The task seemed daunting at first. Breaking the earth for my Eagle Scout project was no easy feat. I wanted to construct the front fence of the start of a new equestrian park for a local non-profit horse equine-assisted therapy organization. Driving out to the property, parking on the side of the road, I tried to peer in to see what I was working with. I shook my head in disbelief; from the road, I could not walk even ten feet into the property. It was overgrown, trees lining the front of the property, and bugs swarming my every step. How was I supposed to build a fence where I couldn’t even see the ground? However, I chose to help the organization; helping the therapy center made me feel meaning in my work, and the knowledge that less fortunate children could benefit from it only convinced me more to take this project on.

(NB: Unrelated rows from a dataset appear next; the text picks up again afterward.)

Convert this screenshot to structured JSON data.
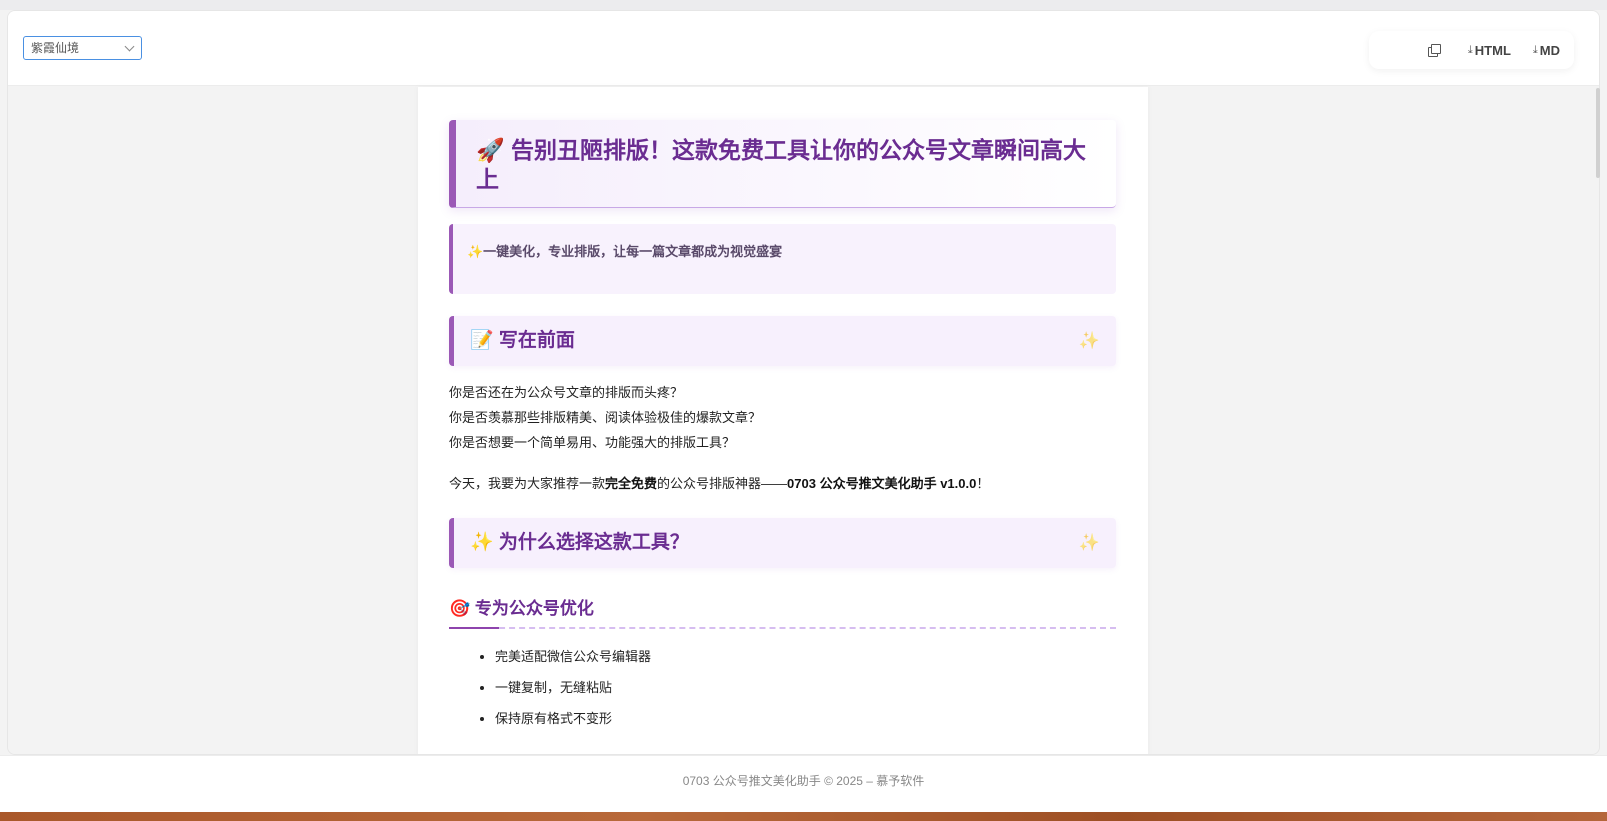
{
  "header": {
    "theme_select": {
      "value": "紫霞仙境"
    },
    "actions": {
      "copy_label": "",
      "html_label": "HTML",
      "md_label": "MD"
    }
  },
  "article": {
    "title": "🚀 告别丑陋排版！这款免费工具让你的公众号文章瞬间高大上",
    "lead": "✨一键美化，专业排版，让每一篇文章都成为视觉盛宴",
    "section1": {
      "title": "📝 写在前面",
      "sparkle": "✨"
    },
    "intro_lines": [
      "你是否还在为公众号文章的排版而头疼？",
      "你是否羡慕那些排版精美、阅读体验极佳的爆款文章？",
      "你是否想要一个简单易用、功能强大的排版工具？"
    ],
    "recommend": {
      "prefix": "今天，我要为大家推荐一款",
      "bold1": "完全免费",
      "middle": "的公众号排版神器——",
      "bold2": "0703 公众号推文美化助手 v1.0.0",
      "suffix": "！"
    },
    "section2": {
      "title": "✨ 为什么选择这款工具？",
      "sparkle": "✨"
    },
    "subsection1": {
      "title": "🎯 专为公众号优化"
    },
    "features": [
      "完美适配微信公众号编辑器",
      "一键复制，无缝粘贴",
      "保持原有格式不变形"
    ]
  },
  "footer": {
    "text": "0703 公众号推文美化助手 © 2025 – 慕予软件"
  }
}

There were many, many preconditions that I had to deal with before even beginning my fence. The grasses loomed over my knees. The thickened brush scratched at my feet. I started planning the phases like it was the procedure for a chemistry experiment. After countless hours of research and writing it to paper, I created a specific project plan that ranged from the purchase of lumber to the cleanup of the property after completion. There were times when I wanted to scrap it all up, try something else, but I pushed through and I finally set the plan in action.
On the day of the project, after all the preparation, laying out the construction flags, measuring the fence distance, and renting equipment, I thought a fence cannot be that difficult to construct right? I was wrong. Off the bat, I faced even more obstacles. Drilling holes in the ground proved to be a pain in the ass, brittle, rocky earth testing my paper plan. After all the work I put in, I was not going to be stopped by a faulty power auger. My perfect plan was put to a halt in its tracks. As I pondered the possibility of working well into the night, it dawned on me that I should implement Plan B, one that just sprung into my mind. Keeping the workers focused and not idle became a new priority as the other parts of my old plan finished. I diverted my resources to help drill holes. Through the beating sun, we finally managed to finish the project after seven hours of hard labor, in front of me was a completed 300-foot fence. I would have never thought I would transform the wilderness into an orderly, pretty fence, a trailblazer for the equestrian park.
I learned many things from my Eagle Scout project. It gave me the confidence to tackle large, complex projects and taught me perseverance. By splitting up the project into stages and planning it all out, it started to look more straightforward. It really showed how hard work pays off and that planning is a necessity with projects of this scale. But I also learned that even the most-detailed, seemingly perfect plans have plenty of opportunities to face flaws.